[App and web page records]
###

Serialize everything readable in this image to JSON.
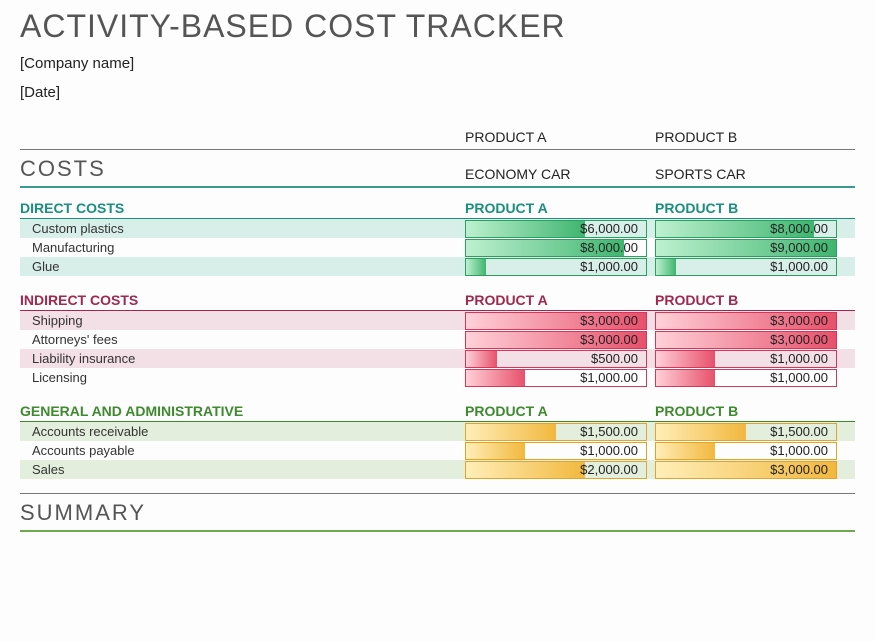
{
  "title": "ACTIVITY-BASED COST TRACKER",
  "company_placeholder": "[Company name]",
  "date_placeholder": "[Date]",
  "products": {
    "a": {
      "label": "PRODUCT A",
      "desc": "ECONOMY CAR"
    },
    "b": {
      "label": "PRODUCT B",
      "desc": "SPORTS CAR"
    }
  },
  "sections": {
    "costs": "COSTS",
    "summary": "SUMMARY"
  },
  "groups": {
    "direct": {
      "label": "DIRECT COSTS",
      "colA": "PRODUCT A",
      "colB": "PRODUCT B"
    },
    "indirect": {
      "label": "INDIRECT COSTS",
      "colA": "PRODUCT A",
      "colB": "PRODUCT B"
    },
    "genadmin": {
      "label": "GENERAL AND ADMINISTRATIVE",
      "colA": "PRODUCT A",
      "colB": "PRODUCT B"
    }
  },
  "rows": {
    "direct": [
      {
        "label": "Custom plastics",
        "a": "$6,000.00",
        "a_pct": 66,
        "b": "$8,000.00",
        "b_pct": 88
      },
      {
        "label": "Manufacturing",
        "a": "$8,000.00",
        "a_pct": 88,
        "b": "$9,000.00",
        "b_pct": 100
      },
      {
        "label": "Glue",
        "a": "$1,000.00",
        "a_pct": 11,
        "b": "$1,000.00",
        "b_pct": 11
      }
    ],
    "indirect": [
      {
        "label": "Shipping",
        "a": "$3,000.00",
        "a_pct": 100,
        "b": "$3,000.00",
        "b_pct": 100
      },
      {
        "label": "Attorneys' fees",
        "a": "$3,000.00",
        "a_pct": 100,
        "b": "$3,000.00",
        "b_pct": 100
      },
      {
        "label": "Liability insurance",
        "a": "$500.00",
        "a_pct": 17,
        "b": "$1,000.00",
        "b_pct": 33
      },
      {
        "label": "Licensing",
        "a": "$1,000.00",
        "a_pct": 33,
        "b": "$1,000.00",
        "b_pct": 33
      }
    ],
    "genadmin": [
      {
        "label": "Accounts receivable",
        "a": "$1,500.00",
        "a_pct": 50,
        "b": "$1,500.00",
        "b_pct": 50
      },
      {
        "label": "Accounts payable",
        "a": "$1,000.00",
        "a_pct": 33,
        "b": "$1,000.00",
        "b_pct": 33
      },
      {
        "label": "Sales",
        "a": "$2,000.00",
        "a_pct": 66,
        "b": "$3,000.00",
        "b_pct": 100
      }
    ]
  },
  "chart_data": {
    "type": "table",
    "title": "Activity-Based Cost Tracker",
    "categories": [
      "Product A (Economy Car)",
      "Product B (Sports Car)"
    ],
    "series": [
      {
        "group": "Direct Costs",
        "name": "Custom plastics",
        "values": [
          6000,
          8000
        ]
      },
      {
        "group": "Direct Costs",
        "name": "Manufacturing",
        "values": [
          8000,
          9000
        ]
      },
      {
        "group": "Direct Costs",
        "name": "Glue",
        "values": [
          1000,
          1000
        ]
      },
      {
        "group": "Indirect Costs",
        "name": "Shipping",
        "values": [
          3000,
          3000
        ]
      },
      {
        "group": "Indirect Costs",
        "name": "Attorneys' fees",
        "values": [
          3000,
          3000
        ]
      },
      {
        "group": "Indirect Costs",
        "name": "Liability insurance",
        "values": [
          500,
          1000
        ]
      },
      {
        "group": "Indirect Costs",
        "name": "Licensing",
        "values": [
          1000,
          1000
        ]
      },
      {
        "group": "General and Administrative",
        "name": "Accounts receivable",
        "values": [
          1500,
          1500
        ]
      },
      {
        "group": "General and Administrative",
        "name": "Accounts payable",
        "values": [
          1000,
          1000
        ]
      },
      {
        "group": "General and Administrative",
        "name": "Sales",
        "values": [
          2000,
          3000
        ]
      }
    ],
    "unit": "USD"
  }
}
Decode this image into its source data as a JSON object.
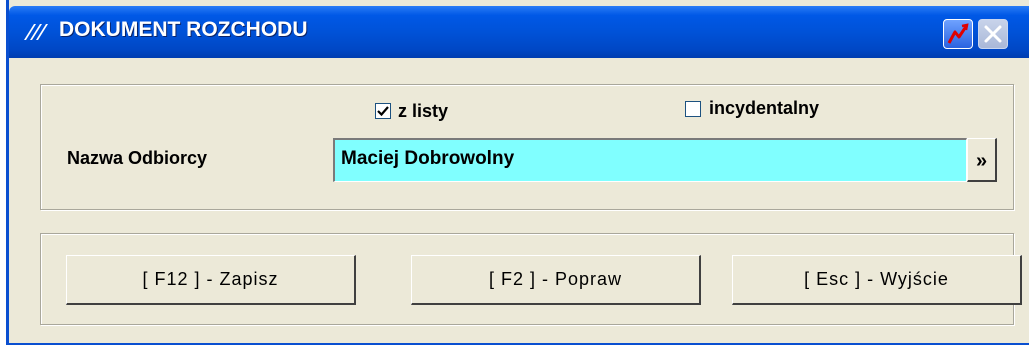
{
  "window": {
    "title": "DOKUMENT ROZCHODU"
  },
  "titlebar": {
    "logo_icon": "app-logo-icon",
    "help_icon": "help-icon",
    "close_icon": "close-icon"
  },
  "form": {
    "checkbox_from_list": {
      "label": "z listy",
      "checked": true
    },
    "checkbox_incidental": {
      "label": "incydentalny",
      "checked": false
    },
    "recipient_label": "Nazwa Odbiorcy",
    "recipient_value": "Maciej Dobrowolny",
    "more_button_label": "»"
  },
  "actions": {
    "save_label": "[ F12 ] - Zapisz",
    "fix_label": "[ F2 ] - Popraw",
    "exit_label": "[ Esc ] - Wyjście"
  },
  "colors": {
    "titlebar": "#0052d8",
    "window_bg": "#ece9d8",
    "input_bg": "#80ffff"
  }
}
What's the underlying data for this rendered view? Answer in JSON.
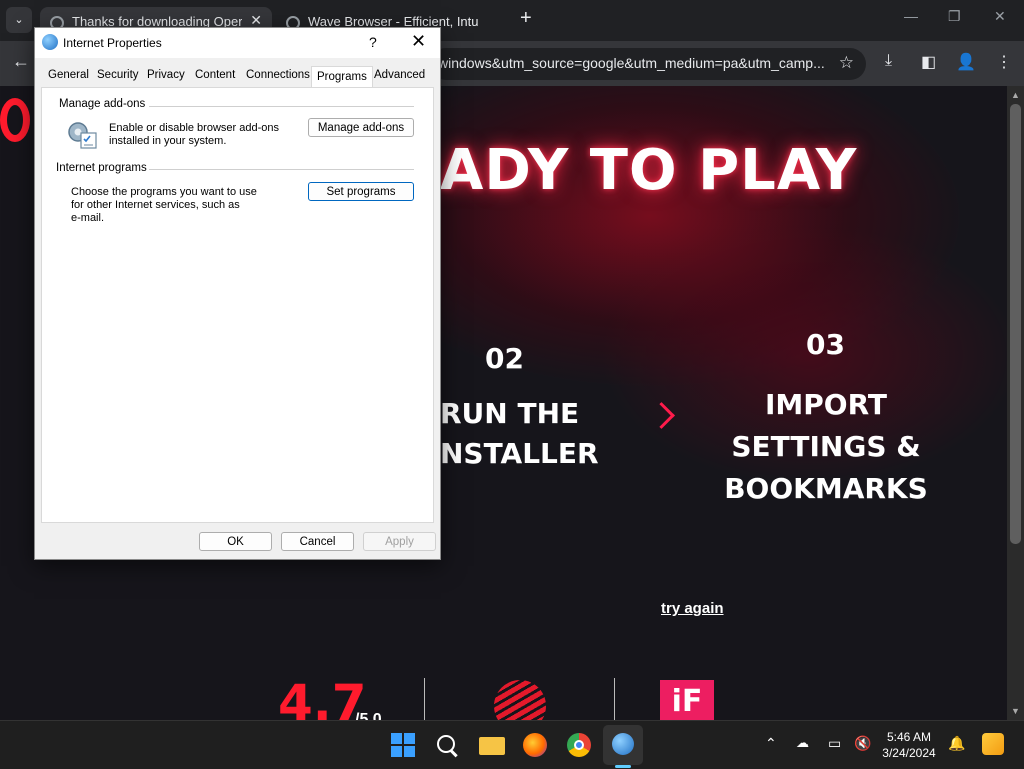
{
  "browser": {
    "tabs": [
      {
        "title": "Thanks for downloading Opera",
        "close": "✕"
      },
      {
        "title": "Wave Browser - Efficient, Intuiti",
        "close": "✕"
      }
    ],
    "tab_search_icon": "⌄",
    "new_tab": "+",
    "window_controls": {
      "minimize": "—",
      "maximize": "❐",
      "close": "✕"
    },
    "back": "←",
    "url": "windows&utm_source=google&utm_medium=pa&utm_camp...",
    "bookmark_star": "☆",
    "download_icon": "⤓",
    "sidepanel_icon": "◧",
    "profile_icon": "👤",
    "menu_icon": "⋮"
  },
  "page": {
    "hero": "ADY TO PLAY",
    "step2_num": "02",
    "step2_line1": "RUN THE",
    "step2_line2": "NSTALLER",
    "step3_num": "03",
    "step3_line1": "IMPORT",
    "step3_line2": "SETTINGS &",
    "step3_line3": "BOOKMARKS",
    "try_again": "try again",
    "rating": "4.7",
    "rating_sub": "/5.0",
    "if_logo": "iF"
  },
  "dialog": {
    "title": "Internet Properties",
    "help": "?",
    "close": "✕",
    "tabs": [
      "General",
      "Security",
      "Privacy",
      "Content",
      "Connections",
      "Programs",
      "Advanced"
    ],
    "active_tab": "Programs",
    "addons_group": "Manage add-ons",
    "addons_desc_1": "Enable or disable browser add-ons",
    "addons_desc_2": "installed in your system.",
    "addons_button": "Manage add-ons",
    "programs_group": "Internet programs",
    "programs_desc_1": "Choose the programs you want to use",
    "programs_desc_2": "for other Internet services, such as",
    "programs_desc_3": "e-mail.",
    "programs_button": "Set programs",
    "ok": "OK",
    "cancel": "Cancel",
    "apply": "Apply"
  },
  "taskbar": {
    "clock_time": "5:46 AM",
    "clock_date": "3/24/2024",
    "tray_chevron": "⌃",
    "notification": "🔔"
  }
}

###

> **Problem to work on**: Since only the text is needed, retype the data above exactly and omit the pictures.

> **Solution to the problem**:
Serialize everything readable in this image to JSON.
{
  "title": "ACTIVITY-BASED COST TRACKER",
  "company_placeholder": "[Company name]",
  "date_placeholder": "[Date]",
  "products": {
    "a": {
      "label": "PRODUCT A",
      "desc": "ECONOMY CAR"
    },
    "b": {
      "label": "PRODUCT B",
      "desc": "SPORTS CAR"
    }
  },
  "sections": {
    "costs": "COSTS",
    "summary": "SUMMARY"
  },
  "groups": {
    "direct": {
      "label": "DIRECT COSTS",
      "colA": "PRODUCT A",
      "colB": "PRODUCT B"
    },
    "indirect": {
      "label": "INDIRECT COSTS",
      "colA": "PRODUCT A",
      "colB": "PRODUCT B"
    },
    "genadmin": {
      "label": "GENERAL AND ADMINISTRATIVE",
      "colA": "PRODUCT A",
      "colB": "PRODUCT B"
    }
  },
  "rows": {
    "direct": [
      {
        "label": "Custom plastics",
        "a": "$6,000.00",
        "a_pct": 66,
        "b": "$8,000.00",
        "b_pct": 88
      },
      {
        "label": "Manufacturing",
        "a": "$8,000.00",
        "a_pct": 88,
        "b": "$9,000.00",
        "b_pct": 100
      },
      {
        "label": "Glue",
        "a": "$1,000.00",
        "a_pct": 11,
        "b": "$1,000.00",
        "b_pct": 11
      }
    ],
    "indirect": [
      {
        "label": "Shipping",
        "a": "$3,000.00",
        "a_pct": 100,
        "b": "$3,000.00",
        "b_pct": 100
      },
      {
        "label": "Attorneys' fees",
        "a": "$3,000.00",
        "a_pct": 100,
        "b": "$3,000.00",
        "b_pct": 100
      },
      {
        "label": "Liability insurance",
        "a": "$500.00",
        "a_pct": 17,
        "b": "$1,000.00",
        "b_pct": 33
      },
      {
        "label": "Licensing",
        "a": "$1,000.00",
        "a_pct": 33,
        "b": "$1,000.00",
        "b_pct": 33
      }
    ],
    "genadmin": [
      {
        "label": "Accounts receivable",
        "a": "$1,500.00",
        "a_pct": 50,
        "b": "$1,500.00",
        "b_pct": 50
      },
      {
        "label": "Accounts payable",
        "a": "$1,000.00",
        "a_pct": 33,
        "b": "$1,000.00",
        "b_pct": 33
      },
      {
        "label": "Sales",
        "a": "$2,000.00",
        "a_pct": 66,
        "b": "$3,000.00",
        "b_pct": 100
      }
    ]
  },
  "chart_data": {
    "type": "table",
    "title": "Activity-Based Cost Tracker",
    "categories": [
      "Product A (Economy Car)",
      "Product B (Sports Car)"
    ],
    "series": [
      {
        "group": "Direct Costs",
        "name": "Custom plastics",
        "values": [
          6000,
          8000
        ]
      },
      {
        "group": "Direct Costs",
        "name": "Manufacturing",
        "values": [
          8000,
          9000
        ]
      },
      {
        "group": "Direct Costs",
        "name": "Glue",
        "values": [
          1000,
          1000
        ]
      },
      {
        "group": "Indirect Costs",
        "name": "Shipping",
        "values": [
          3000,
          3000
        ]
      },
      {
        "group": "Indirect Costs",
        "name": "Attorneys' fees",
        "values": [
          3000,
          3000
        ]
      },
      {
        "group": "Indirect Costs",
        "name": "Liability insurance",
        "values": [
          500,
          1000
        ]
      },
      {
        "group": "Indirect Costs",
        "name": "Licensing",
        "values": [
          1000,
          1000
        ]
      },
      {
        "group": "General and Administrative",
        "name": "Accounts receivable",
        "values": [
          1500,
          1500
        ]
      },
      {
        "group": "General and Administrative",
        "name": "Accounts payable",
        "values": [
          1000,
          1000
        ]
      },
      {
        "group": "General and Administrative",
        "name": "Sales",
        "values": [
          2000,
          3000
        ]
      }
    ],
    "unit": "USD"
  }
}
Decode this image into its source data as a JSON object.
{
  "window": {
    "title": "DOKUMENT ROZCHODU"
  },
  "titlebar": {
    "logo_icon": "app-logo-icon",
    "help_icon": "help-icon",
    "close_icon": "close-icon"
  },
  "form": {
    "checkbox_from_list": {
      "label": "z listy",
      "checked": true
    },
    "checkbox_incidental": {
      "label": "incydentalny",
      "checked": false
    },
    "recipient_label": "Nazwa Odbiorcy",
    "recipient_value": "Maciej Dobrowolny",
    "more_button_label": "»"
  },
  "actions": {
    "save_label": "[ F12 ] - Zapisz",
    "fix_label": "[ F2 ] - Popraw",
    "exit_label": "[ Esc ] - Wyjście"
  },
  "colors": {
    "titlebar": "#0052d8",
    "window_bg": "#ece9d8",
    "input_bg": "#80ffff"
  }
}
What's the underlying data for this rendered view? Answer in JSON.
{
  "browser": {
    "tabs": [
      {
        "title": "Thanks for downloading Opera",
        "close": "✕"
      },
      {
        "title": "Wave Browser - Efficient, Intuiti",
        "close": "✕"
      }
    ],
    "tab_search_icon": "⌄",
    "new_tab": "+",
    "window_controls": {
      "minimize": "—",
      "maximize": "❐",
      "close": "✕"
    },
    "back": "←",
    "url": "windows&utm_source=google&utm_medium=pa&utm_camp...",
    "bookmark_star": "☆",
    "download_icon": "⤓",
    "sidepanel_icon": "◧",
    "profile_icon": "👤",
    "menu_icon": "⋮"
  },
  "page": {
    "hero": "ADY TO PLAY",
    "step2_num": "02",
    "step2_line1": "RUN THE",
    "step2_line2": "NSTALLER",
    "step3_num": "03",
    "step3_line1": "IMPORT",
    "step3_line2": "SETTINGS &",
    "step3_line3": "BOOKMARKS",
    "try_again": "try again",
    "rating": "4.7",
    "rating_sub": "/5.0",
    "if_logo": "iF"
  },
  "dialog": {
    "title": "Internet Properties",
    "help": "?",
    "close": "✕",
    "tabs": [
      "General",
      "Security",
      "Privacy",
      "Content",
      "Connections",
      "Programs",
      "Advanced"
    ],
    "active_tab": "Programs",
    "addons_group": "Manage add-ons",
    "addons_desc_1": "Enable or disable browser add-ons",
    "addons_desc_2": "installed in your system.",
    "addons_button": "Manage add-ons",
    "programs_group": "Internet programs",
    "programs_desc_1": "Choose the programs you want to use",
    "programs_desc_2": "for other Internet services, such as",
    "programs_desc_3": "e-mail.",
    "programs_button": "Set programs",
    "ok": "OK",
    "cancel": "Cancel",
    "apply": "Apply"
  },
  "taskbar": {
    "clock_time": "5:46 AM",
    "clock_date": "3/24/2024",
    "tray_chevron": "⌃",
    "notification": "🔔"
  }
}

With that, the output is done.